  • [3] I. Hartmann and M. Prokop, “Spiral ct in the diagnosis of acute pulmonary embolism,” Medica Mundi, vol. 46, no. 3, pp. 2–11, 2002.
  • [4] Y. Masutani, H. MacMahon, and K. Doi, “Computerized detection of pulmonary embolism in spiral ct angiography based on volumetric image analysis,” IEEE Transactions on Medical Imaging, vol. 21, no. 12, pp. 1517–1523, Dec 2002.
  • [5] H. Bouma, J. J. Sonnemans, A. Vilanova, and F. A. Gerritsen, “Automatic detection of pulmonary embolism in cta images,” IEEE Transactions on Medical Imaging, vol. 28, no. 8, pp. 1223–1230, Aug 2009.
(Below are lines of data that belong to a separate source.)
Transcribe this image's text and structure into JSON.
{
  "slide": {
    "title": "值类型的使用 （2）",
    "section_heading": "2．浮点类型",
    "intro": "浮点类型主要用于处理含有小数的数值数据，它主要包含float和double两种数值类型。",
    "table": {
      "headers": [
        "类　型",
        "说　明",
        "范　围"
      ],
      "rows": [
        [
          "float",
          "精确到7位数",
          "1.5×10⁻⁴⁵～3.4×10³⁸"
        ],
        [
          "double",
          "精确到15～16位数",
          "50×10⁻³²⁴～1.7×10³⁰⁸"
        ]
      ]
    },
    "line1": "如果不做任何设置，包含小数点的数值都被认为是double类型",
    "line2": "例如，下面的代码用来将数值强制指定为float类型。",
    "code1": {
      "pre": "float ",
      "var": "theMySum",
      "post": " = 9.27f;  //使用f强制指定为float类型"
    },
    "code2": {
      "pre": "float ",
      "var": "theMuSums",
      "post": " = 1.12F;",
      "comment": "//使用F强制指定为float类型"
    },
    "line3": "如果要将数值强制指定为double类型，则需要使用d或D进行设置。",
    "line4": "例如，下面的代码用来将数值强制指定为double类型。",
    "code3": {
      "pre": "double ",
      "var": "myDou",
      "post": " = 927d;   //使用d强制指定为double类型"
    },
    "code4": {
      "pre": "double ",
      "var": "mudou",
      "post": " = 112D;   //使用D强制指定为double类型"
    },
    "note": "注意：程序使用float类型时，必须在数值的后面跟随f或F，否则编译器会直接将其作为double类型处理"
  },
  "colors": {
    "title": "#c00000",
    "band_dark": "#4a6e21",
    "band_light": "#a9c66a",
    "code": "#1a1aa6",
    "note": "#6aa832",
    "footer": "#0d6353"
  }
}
  • [6] S. C. Park, B. E. Chapman, and B. Zheng, “A multistage approach to improve performance of computer-aided detection of pulmonary embolisms depicted on ct images: Preliminary investigation,” IEEE Transactions on Biomedical Engineering, vol. 58, no. 6, pp. 1519–1527, June 2011.
  • [7] H. Özkan, O. Osman, S. Şahin, and A. F. Boz, “A novel method for pulmonary embolism detection in cta images,” Computer Methods and Programs in Biomedicine, vol. 113, no. 3, pp. 757–766, Dec 2014.
  • [8] “Machine vision laboratory.” [Online]. Available: http://mvlab.um.ac.ir/index.php/en/downloadable-files/2-uncategorised/51-pulmonary-embolism